  • The overall revenue mix for broadcasters is currently 45% from advertising, 27% from license fees, 16% from subscriptions and 12% from other sources.
  • Most clients still prefer a Best of Breed approach for their infrastructure projects, with the main criteria for selecting specific suppliers being: 1. Best fit for functionality and efficiency (read: cost savings), and 2. Service & Support capabilities and reputation.
  • There is a feeling that many customers are still asking "What is the Cloud?" in the context of broadcast processes, or to put it another way, the 'C' word can often mean different things to different people.
  • There continues to be a shortage of people with the skills and experience appropriate to the new technologies and processes now being deployed worldwide.   Initiatives such as the IABM training academy, SMPTE's training programmes and Quantel's sponsorship of university students are good examples of the efforts needed to address this critical issue.
  • Further consolidation within the vendor community is very likely, but mergers and acquisitions have to be managed carefully, with appropriate planning for the post-merger period being undertaken at an early stage.  Furthermore, increased cooperation, partnerships and interoperability are what customers are demanding; hence suppliers who fail to adopt 'coopertition' strategies will likely lose out.

In conclusion, my sense of the general mood at IBC was 'cautiously optimistic'.  What was your impression?  Please feel free to leave a comment below to let me know your thoughts about the show.

Further reading

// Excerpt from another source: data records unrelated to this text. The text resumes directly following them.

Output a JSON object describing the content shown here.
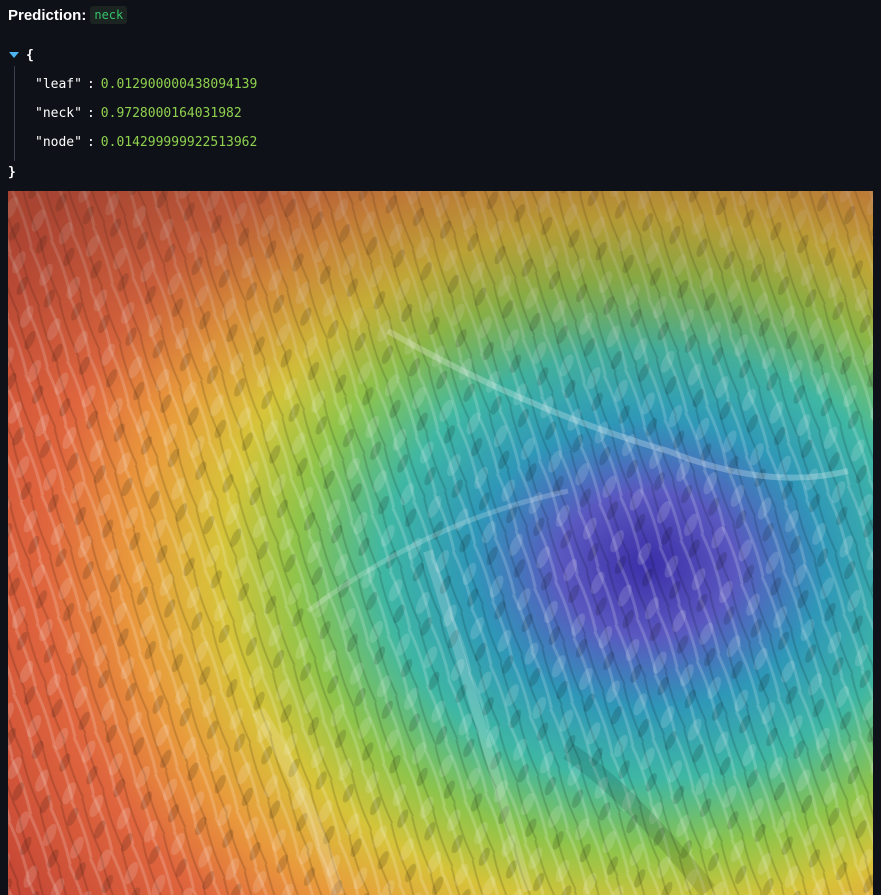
{
  "prediction": {
    "label": "Prediction:",
    "value": "neck"
  },
  "json_viewer": {
    "open_brace": "{",
    "close_brace": "}",
    "entries": [
      {
        "key": "\"leaf\"",
        "value": "0.012900000438094139"
      },
      {
        "key": "\"neck\"",
        "value": "0.9728000164031982"
      },
      {
        "key": "\"node\"",
        "value": "0.014299999922513962"
      }
    ],
    "separator": ":"
  },
  "colors": {
    "background": "#0e1117",
    "badge_text": "#34c36b",
    "number": "#8fd14f",
    "toggle": "#4fb3f0"
  }
}
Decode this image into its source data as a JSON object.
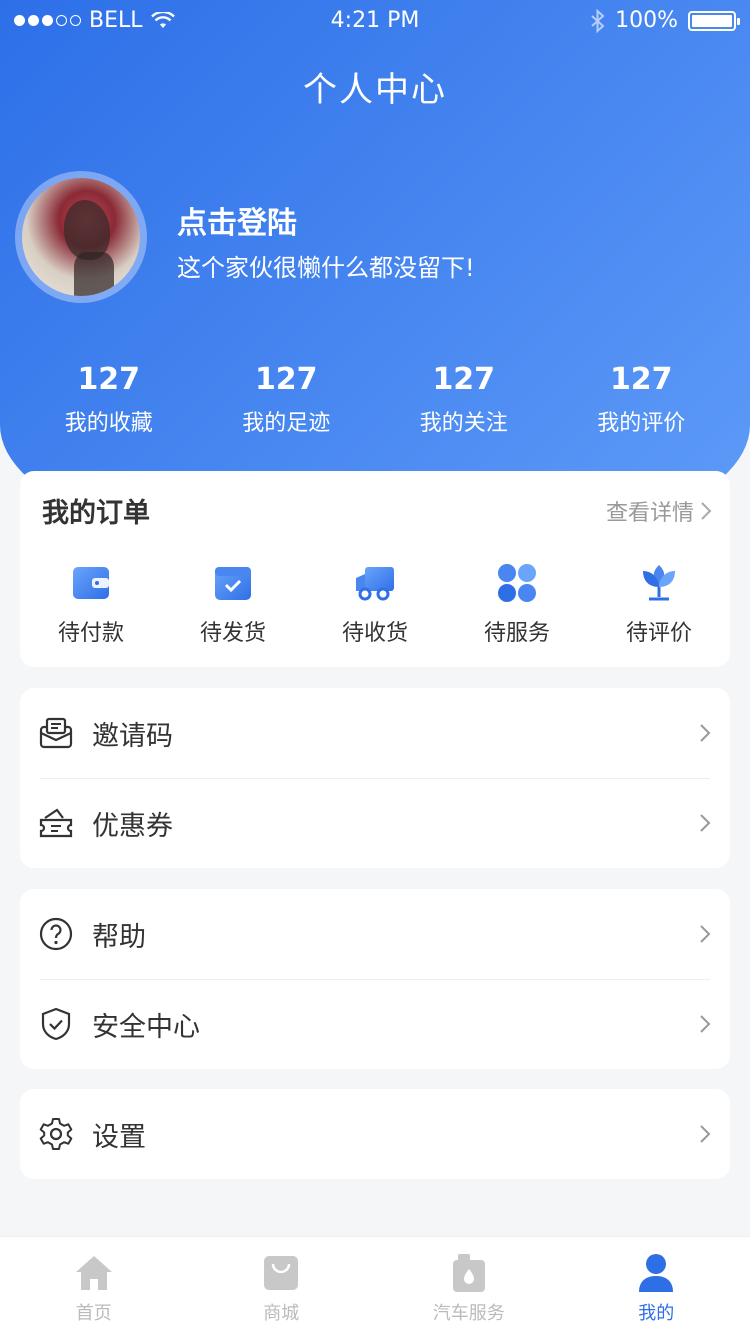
{
  "status_bar": {
    "carrier": "BELL",
    "time": "4:21 PM",
    "battery": "100%"
  },
  "header": {
    "title": "个人中心"
  },
  "profile": {
    "name": "点击登陆",
    "bio": "这个家伙很懒什么都没留下!"
  },
  "stats": [
    {
      "value": "127",
      "label": "我的收藏"
    },
    {
      "value": "127",
      "label": "我的足迹"
    },
    {
      "value": "127",
      "label": "我的关注"
    },
    {
      "value": "127",
      "label": "我的评价"
    }
  ],
  "orders": {
    "title": "我的订单",
    "more": "查看详情",
    "items": [
      {
        "label": "待付款",
        "icon": "wallet-icon"
      },
      {
        "label": "待发货",
        "icon": "package-icon"
      },
      {
        "label": "待收货",
        "icon": "truck-icon"
      },
      {
        "label": "待服务",
        "icon": "service-icon"
      },
      {
        "label": "待评价",
        "icon": "review-icon"
      }
    ]
  },
  "menu_groups": [
    [
      {
        "label": "邀请码",
        "icon": "invite-icon"
      },
      {
        "label": "优惠券",
        "icon": "coupon-icon"
      }
    ],
    [
      {
        "label": "帮助",
        "icon": "help-icon"
      },
      {
        "label": "安全中心",
        "icon": "shield-icon"
      }
    ],
    [
      {
        "label": "设置",
        "icon": "gear-icon"
      }
    ]
  ],
  "tabbar": [
    {
      "label": "首页",
      "icon": "home-icon",
      "active": false
    },
    {
      "label": "商城",
      "icon": "shopping-bag-icon",
      "active": false
    },
    {
      "label": "汽车服务",
      "icon": "car-service-icon",
      "active": false
    },
    {
      "label": "我的",
      "icon": "user-icon",
      "active": true
    }
  ],
  "colors": {
    "primary": "#2f6fe6",
    "gradient_start": "#2d6fe8",
    "gradient_end": "#5f9cf8",
    "inactive": "#bbbbbb"
  }
}
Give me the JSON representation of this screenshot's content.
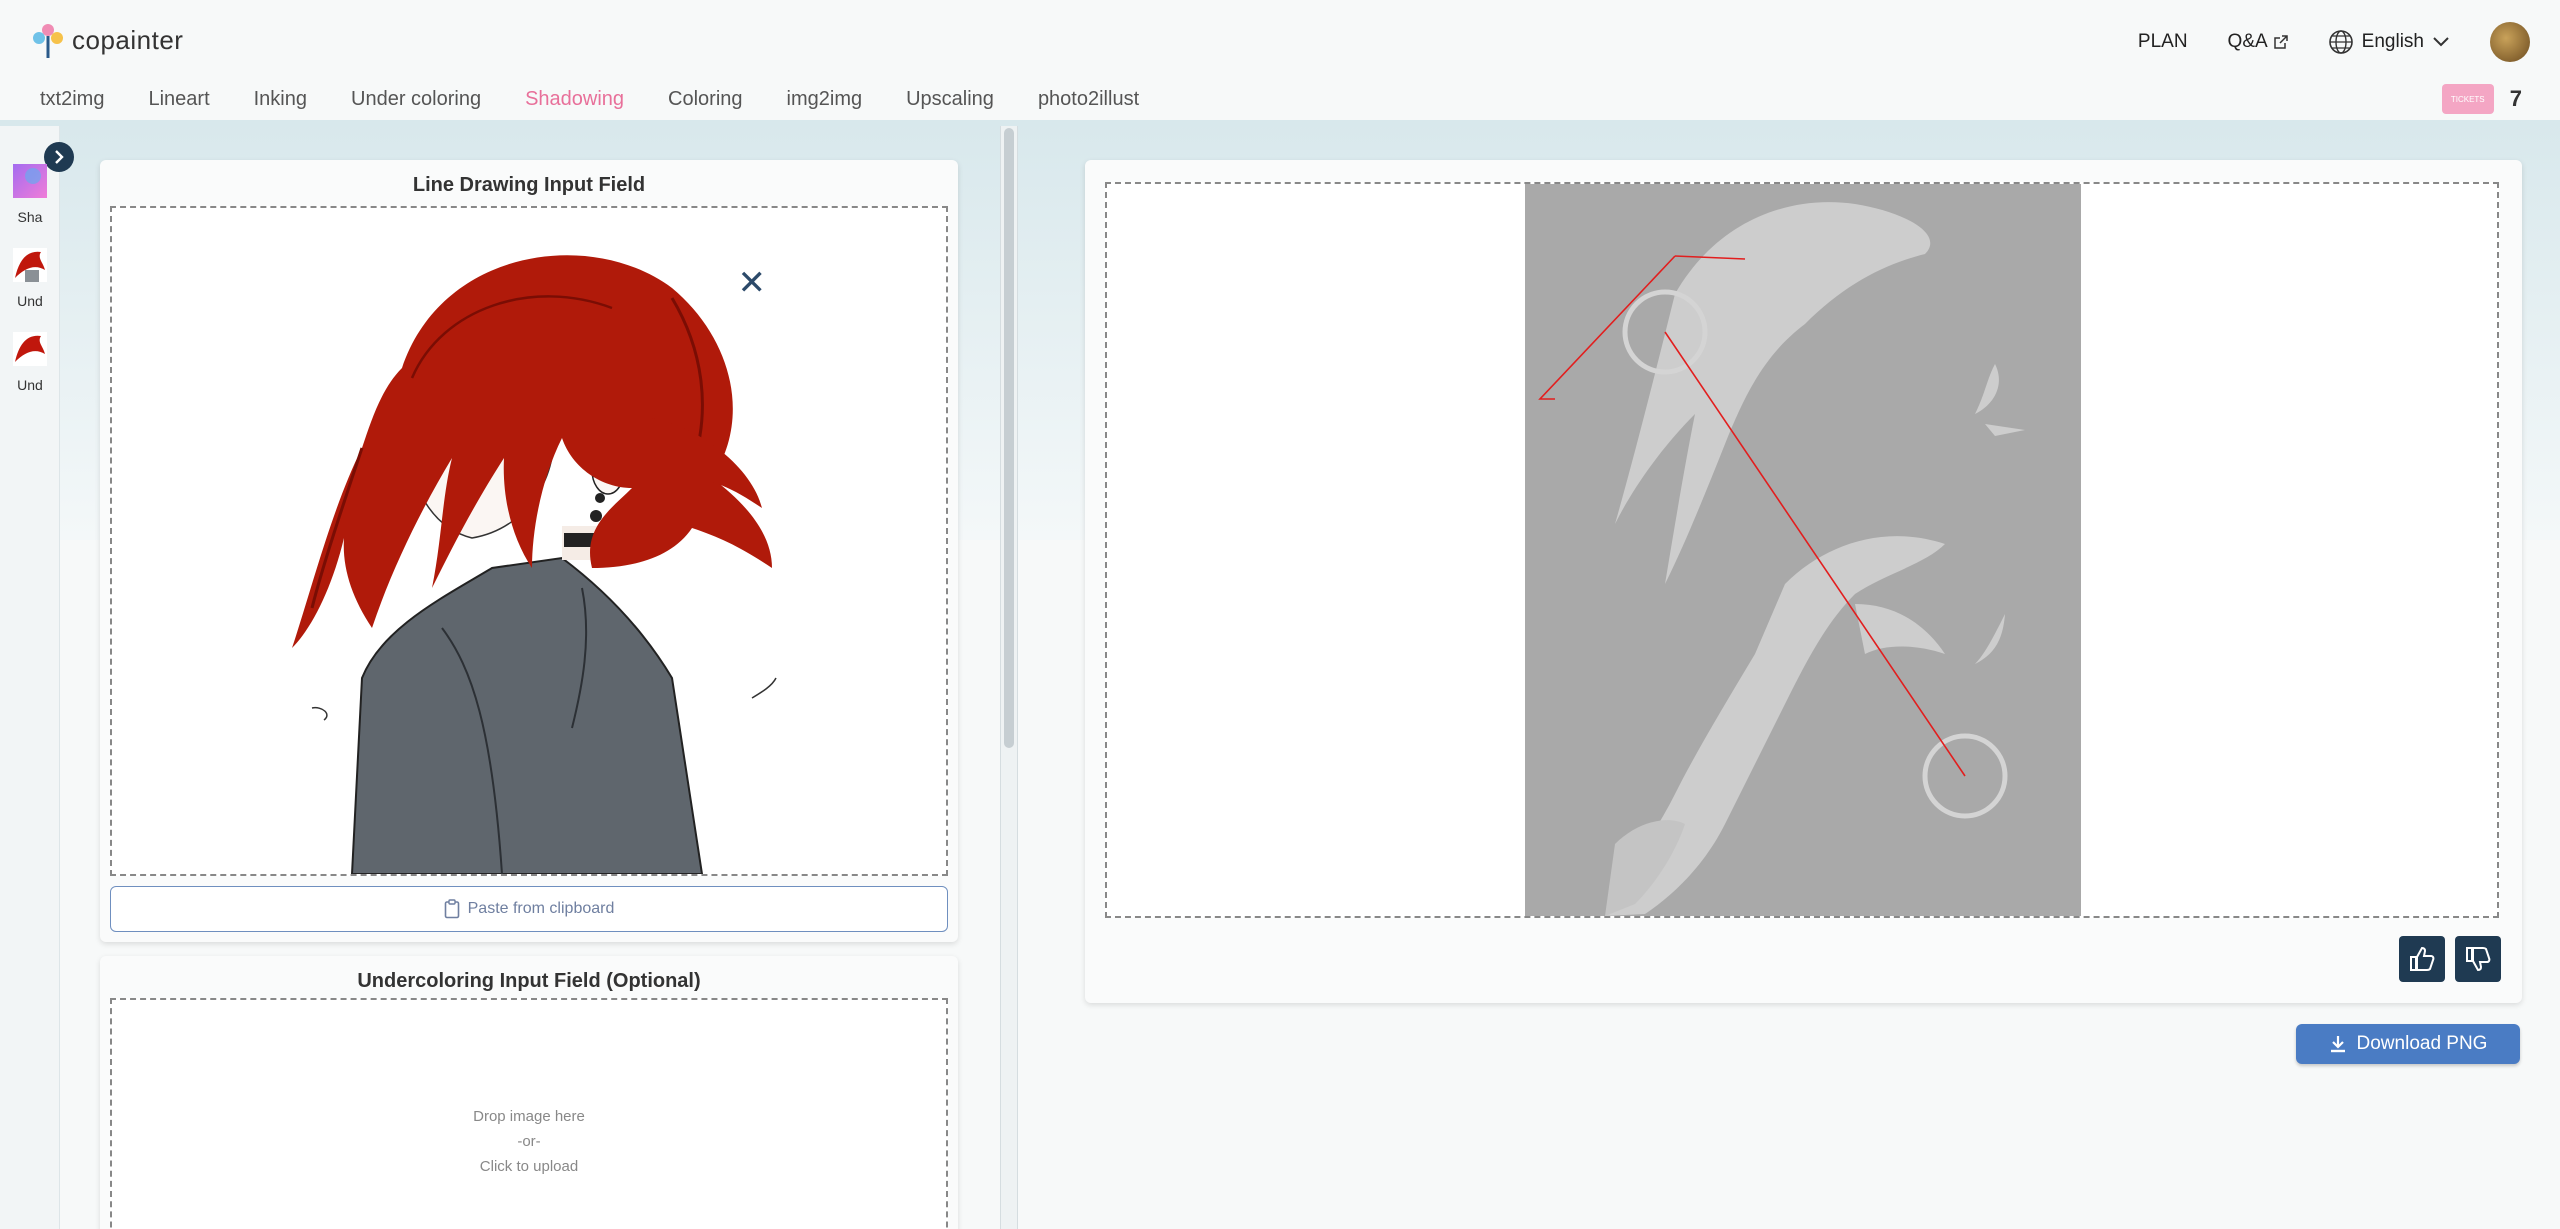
{
  "app": {
    "name": "copainter"
  },
  "header": {
    "plan_label": "PLAN",
    "qa_label": "Q&A",
    "language_label": "English"
  },
  "tabs": [
    {
      "label": "txt2img"
    },
    {
      "label": "Lineart"
    },
    {
      "label": "Inking"
    },
    {
      "label": "Under coloring"
    },
    {
      "label": "Shadowing",
      "active": true
    },
    {
      "label": "Coloring"
    },
    {
      "label": "img2img"
    },
    {
      "label": "Upscaling"
    },
    {
      "label": "photo2illust"
    }
  ],
  "tickets": {
    "badge_label": "TICKETS",
    "count": "7"
  },
  "history": [
    {
      "label": "Sha"
    },
    {
      "label": "Und"
    },
    {
      "label": "Und"
    }
  ],
  "line_drawing": {
    "title": "Line Drawing Input Field",
    "paste_label": "Paste from clipboard"
  },
  "undercoloring": {
    "title": "Undercoloring Input Field (Optional)",
    "drop_text": "Drop image here",
    "or_text": "-or-",
    "click_text": "Click to upload"
  },
  "result": {
    "download_label": "Download PNG"
  },
  "colors": {
    "accent_tab": "#e8709a",
    "primary_button": "#4a7cc4",
    "dark_button": "#1f3a52",
    "hair_red": "#b01a0a",
    "shadow_gray": "#a9a9a9"
  }
}
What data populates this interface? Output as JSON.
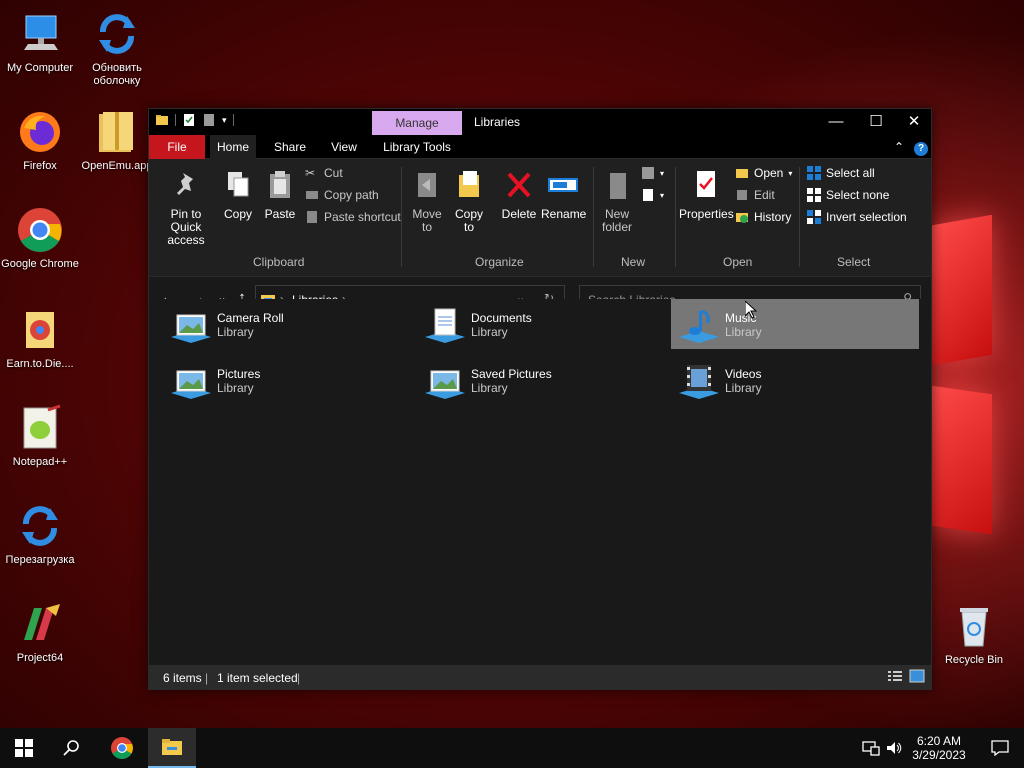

* The paper referred to above - Source-timed SDN video switching of packetized video, by Thomas Edwards of FOX Network Engineering & Operations - is available as part of a Best of IET and IBC 2014 collection - click here to go to the download page on the IET website.